TASK GOAL: Among the entries below, find the lines with the word "Media" and return them.

PROVIDED RECORDS:
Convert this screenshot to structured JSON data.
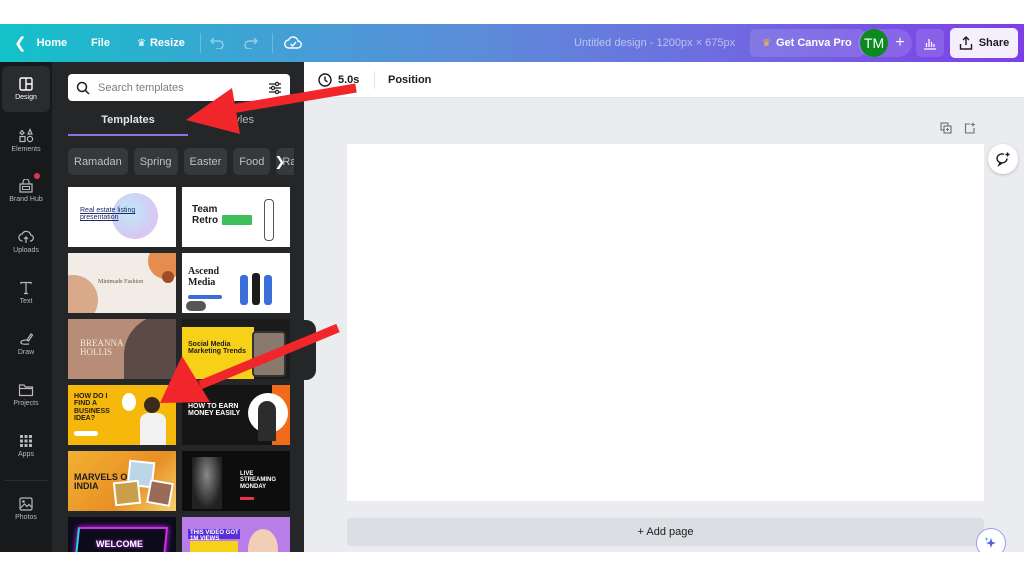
{
  "topbar": {
    "home_label": "Home",
    "file_label": "File",
    "resize_label": "Resize",
    "design_title": "Untitled design - 1200px × 675px",
    "pro_label": "Get Canva Pro",
    "avatar_initials": "TM",
    "plus_label": "+",
    "share_label": "Share"
  },
  "rail": {
    "items": [
      {
        "label": "Design",
        "icon": "layout-icon",
        "active": true
      },
      {
        "label": "Elements",
        "icon": "shapes-icon"
      },
      {
        "label": "Brand Hub",
        "icon": "brand-icon",
        "notification": true
      },
      {
        "label": "Uploads",
        "icon": "cloud-upload-icon"
      },
      {
        "label": "Text",
        "icon": "text-icon"
      },
      {
        "label": "Draw",
        "icon": "pen-icon"
      },
      {
        "label": "Projects",
        "icon": "folder-icon"
      },
      {
        "label": "Apps",
        "icon": "grid-icon"
      },
      {
        "label": "Photos",
        "icon": "image-icon"
      }
    ]
  },
  "panel": {
    "search_placeholder": "Search templates",
    "tabs": [
      {
        "label": "Templates",
        "active": true
      },
      {
        "label": "Styles"
      }
    ],
    "chips": [
      "Ramadan",
      "Spring",
      "Easter",
      "Food",
      "Ra"
    ],
    "templates": [
      {
        "title": "Real estate listing presentation"
      },
      {
        "title": "Team Retro"
      },
      {
        "title": "Mintmade Fashion"
      },
      {
        "title": "Ascend Media"
      },
      {
        "title": "BREANNA HOLLIS"
      },
      {
        "title": "Social Media Marketing Trends"
      },
      {
        "title": "HOW DO I FIND A BUSINESS IDEA?"
      },
      {
        "title": "HOW TO EARN MONEY EASILY"
      },
      {
        "title": "MARVELS OF INDIA"
      },
      {
        "title": "LIVE STREAMING MONDAY"
      },
      {
        "title": "WELCOME"
      },
      {
        "title": "THIS VIDEO GOT 1M VIEWS"
      }
    ]
  },
  "editor": {
    "duration": "5.0s",
    "position_label": "Position",
    "add_page_label": "+ Add page"
  },
  "colors": {
    "accent": "#8b74e8",
    "avatar_bg": "#0b8a1d",
    "annotation_arrow": "#f0262a"
  }
}
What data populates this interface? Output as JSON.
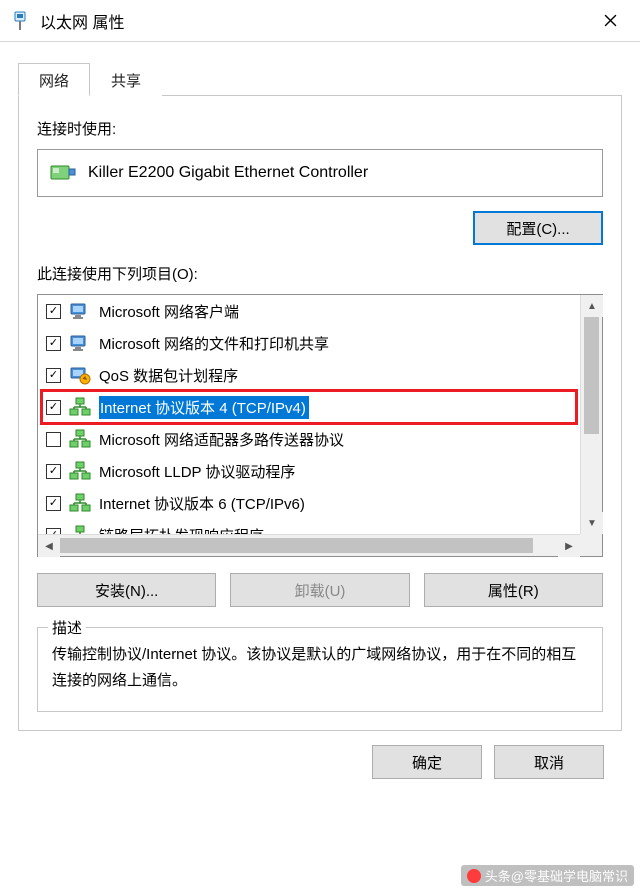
{
  "titlebar": {
    "title": "以太网 属性"
  },
  "tabs": [
    {
      "label": "网络",
      "active": true
    },
    {
      "label": "共享",
      "active": false
    }
  ],
  "connectUsingLabel": "连接时使用:",
  "adapterName": "Killer E2200 Gigabit Ethernet Controller",
  "configureBtn": "配置(C)...",
  "itemsLabel": "此连接使用下列项目(O):",
  "items": [
    {
      "checked": true,
      "icon": "client",
      "label": "Microsoft 网络客户端",
      "selected": false
    },
    {
      "checked": true,
      "icon": "client",
      "label": "Microsoft 网络的文件和打印机共享",
      "selected": false
    },
    {
      "checked": true,
      "icon": "qos",
      "label": "QoS 数据包计划程序",
      "selected": false
    },
    {
      "checked": true,
      "icon": "proto",
      "label": "Internet 协议版本 4 (TCP/IPv4)",
      "selected": true
    },
    {
      "checked": false,
      "icon": "proto",
      "label": "Microsoft 网络适配器多路传送器协议",
      "selected": false
    },
    {
      "checked": true,
      "icon": "proto",
      "label": "Microsoft LLDP 协议驱动程序",
      "selected": false
    },
    {
      "checked": true,
      "icon": "proto",
      "label": "Internet 协议版本 6 (TCP/IPv6)",
      "selected": false
    },
    {
      "checked": true,
      "icon": "proto",
      "label": "链路层拓扑发现响应程序",
      "selected": false
    }
  ],
  "installBtn": "安装(N)...",
  "uninstallBtn": "卸载(U)",
  "propertiesBtn": "属性(R)",
  "descLegend": "描述",
  "descText": "传输控制协议/Internet 协议。该协议是默认的广域网络协议，用于在不同的相互连接的网络上通信。",
  "okBtn": "确定",
  "cancelBtn": "取消",
  "watermark": "头条@零基础学电脑常识"
}
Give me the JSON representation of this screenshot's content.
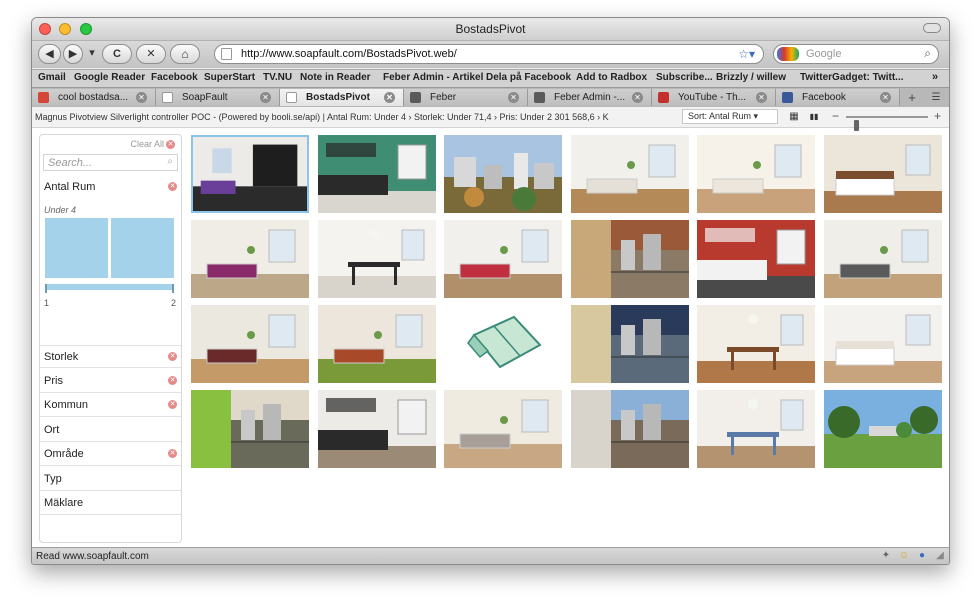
{
  "window": {
    "title": "BostadsPivot"
  },
  "toolbar": {
    "back": "◀",
    "forward": "▶",
    "menu": "▾",
    "reload": "C",
    "stop": "✕",
    "home": "⌂"
  },
  "url": {
    "value": "http://www.soapfault.com/BostadsPivot.web/"
  },
  "search": {
    "placeholder": "Google"
  },
  "bookmarks": [
    "Gmail",
    "Google Reader",
    "Facebook",
    "SuperStart",
    "TV.NU",
    "Note in Reader",
    "Feber Admin - Artikel",
    "Dela på Facebook",
    "Add to Radbox",
    "Subscribe...",
    "Brizzly / willew",
    "TwitterGadget: Twitt..."
  ],
  "bookmarks_overflow": "»",
  "tabs": [
    {
      "label": "cool bostadsa...",
      "icon_color": "#d44638",
      "icon": "mail-icon"
    },
    {
      "label": "SoapFault",
      "icon_color": "#ffffff",
      "icon": "page-icon"
    },
    {
      "label": "BostadsPivot",
      "icon_color": "#ffffff",
      "icon": "page-icon",
      "active": true
    },
    {
      "label": "Feber",
      "icon_color": "#5a5a5a",
      "icon": "feber-icon"
    },
    {
      "label": "Feber Admin -...",
      "icon_color": "#5a5a5a",
      "icon": "feber-admin-icon"
    },
    {
      "label": "YouTube - Th...",
      "icon_color": "#c4302b",
      "icon": "youtube-icon"
    },
    {
      "label": "Facebook",
      "icon_color": "#3b5998",
      "icon": "facebook-icon"
    }
  ],
  "tab_close": "✕",
  "tab_new": "+",
  "pivot": {
    "breadcrumb": "Magnus Pivotview Silverlight controller POC - (Powered by booli.se/api) | Antal Rum: Under 4 › Storlek: Under 71,4 › Pris: Under 2 301 568,6 › K",
    "sort_label": "Sort: Antal Rum ▾",
    "view_grid": "▦",
    "view_graph": "▮▮",
    "zoom_minus": "−",
    "zoom_plus": "+",
    "zoom_level": 0.1
  },
  "filters": {
    "clear_all": "Clear All",
    "search_placeholder": "Search...",
    "search_icon": "⌕",
    "antal_rum": {
      "label": "Antal Rum",
      "sub": "Under 4",
      "min_label": "1",
      "max_label": "2",
      "bars": [
        1,
        1
      ]
    },
    "facets": [
      {
        "label": "Storlek",
        "clearable": true
      },
      {
        "label": "Pris",
        "clearable": true
      },
      {
        "label": "Kommun",
        "clearable": true
      },
      {
        "label": "Ort",
        "clearable": false
      },
      {
        "label": "Område",
        "clearable": true
      },
      {
        "label": "Typ",
        "clearable": false
      },
      {
        "label": "Mäklare",
        "clearable": false
      }
    ],
    "close_glyph": "✕"
  },
  "photos": [
    {
      "kind": "dark-living",
      "wall": "#ecebe8",
      "floor": "#2b2b2b",
      "accent": "#6a3f9a"
    },
    {
      "kind": "kitchen",
      "wall": "#3f8e74",
      "floor": "#d9d6cf",
      "accent": "#2a2a2a"
    },
    {
      "kind": "city",
      "wall": "#a8c4e0",
      "floor": "#7a6a3a",
      "accent": "#c28a3c"
    },
    {
      "kind": "living",
      "wall": "#f2f0ea",
      "floor": "#b48a58",
      "accent": "#e4e0d8"
    },
    {
      "kind": "living",
      "wall": "#f6f2ea",
      "floor": "#c8a27a",
      "accent": "#ece6dc"
    },
    {
      "kind": "bedroom",
      "wall": "#ece6da",
      "floor": "#a87a4e",
      "accent": "#7a4e2e"
    },
    {
      "kind": "living",
      "wall": "#f0ede6",
      "floor": "#bca888",
      "accent": "#8a2a6a"
    },
    {
      "kind": "dining",
      "wall": "#f4f3f0",
      "floor": "#d8d4cc",
      "accent": "#2a2a2a"
    },
    {
      "kind": "living",
      "wall": "#f2f0ec",
      "floor": "#b0906a",
      "accent": "#c03040"
    },
    {
      "kind": "balcony",
      "wall": "#9a5a3a",
      "floor": "#8a7a66",
      "accent": "#c8a878"
    },
    {
      "kind": "kitchen",
      "wall": "#b83a2e",
      "floor": "#4a4a4a",
      "accent": "#f2f2f2"
    },
    {
      "kind": "living",
      "wall": "#f0eee8",
      "floor": "#c2a27a",
      "accent": "#5a5a5a"
    },
    {
      "kind": "living",
      "wall": "#ebe8e0",
      "floor": "#c49a68",
      "accent": "#6a2a2a"
    },
    {
      "kind": "living",
      "wall": "#ede6dc",
      "floor": "#7a9a3a",
      "accent": "#a84a2a"
    },
    {
      "kind": "floorplan",
      "wall": "#ffffff",
      "floor": "#c8e6d4",
      "accent": "#3a8a7a"
    },
    {
      "kind": "balcony",
      "wall": "#2a3a5a",
      "floor": "#5a6a7a",
      "accent": "#d8c8a0"
    },
    {
      "kind": "dining",
      "wall": "#f2eee6",
      "floor": "#b07848",
      "accent": "#7a4a2a"
    },
    {
      "kind": "bedroom",
      "wall": "#f4f2ee",
      "floor": "#c8a47e",
      "accent": "#e6e0d6"
    },
    {
      "kind": "balcony",
      "wall": "#e0d8c8",
      "floor": "#6a6a5a",
      "accent": "#8ac040"
    },
    {
      "kind": "kitchen",
      "wall": "#ecebe8",
      "floor": "#9a8a76",
      "accent": "#2a2a2a"
    },
    {
      "kind": "living",
      "wall": "#f0ebe0",
      "floor": "#c8a884",
      "accent": "#a8a098"
    },
    {
      "kind": "balcony",
      "wall": "#8ab0d8",
      "floor": "#7a6a5a",
      "accent": "#d8d4cc"
    },
    {
      "kind": "dining",
      "wall": "#f2efea",
      "floor": "#b49470",
      "accent": "#5a7aa8"
    },
    {
      "kind": "garden",
      "wall": "#7ab0e0",
      "floor": "#6aa040",
      "accent": "#3a6a2a"
    }
  ],
  "status": {
    "text": "Read www.soapfault.com"
  }
}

EXERCISE ANSWER:
        "title": "Ascend Media"
        "title": "Social Media Marketing Trends"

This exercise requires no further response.